Twain and Bible references
Mark Twain, without any doubt, is the Oxfordians' favourite humorist. Ironic then that his most famous epigram, "there's lies, damn lies and statistics" should turn out to be so handy in undermining their only claim to academic credibility. Ironic also that Twain was actually quoting Disraeli, a humorist who aimed right between the eyes.
Twain was perfectly happy to aim over the head. He preceded his quotation with the subtler, funnier and yet more mordant "Figures often beguile me, particularly when I have the arranging of them myself". Which gets right to the heart of the matter when it comes to Oxfordian claims of success in arranging Shakespeare's Bible references to fit Oxford's Bible marks.

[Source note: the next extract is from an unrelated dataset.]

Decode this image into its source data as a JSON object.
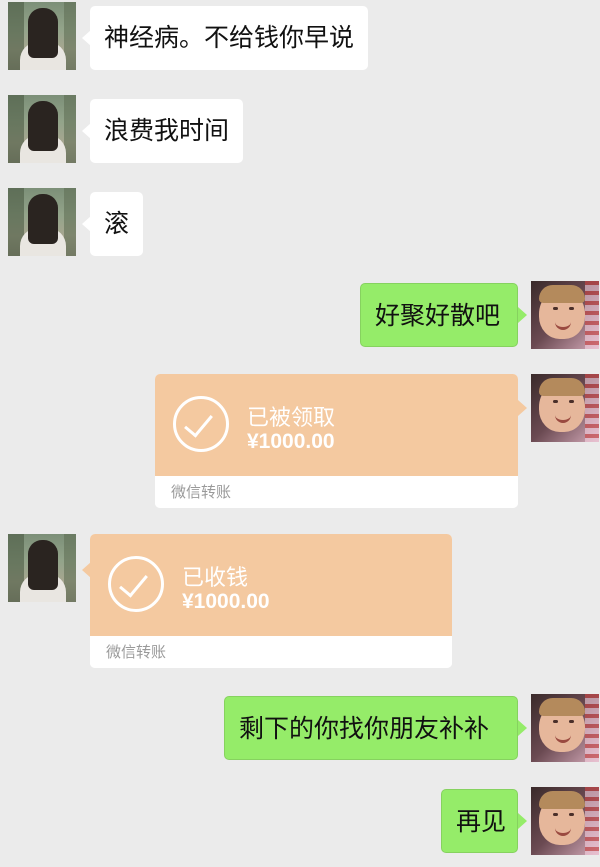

A copy of the Geneva Bible in the Folger Library containing 550 marked passages has long been identified as belonging to the library of Edward De Vere. Supporters of De Vere's candidature for the authorship of Shakespeare's work have mostly (though not all) fallen behind Roger Stritmatter who jumped at the chance of examining a genuine De Vere artefact, hoping to make the first evidence-based claims for its owner's authorship of Shakespeare's works.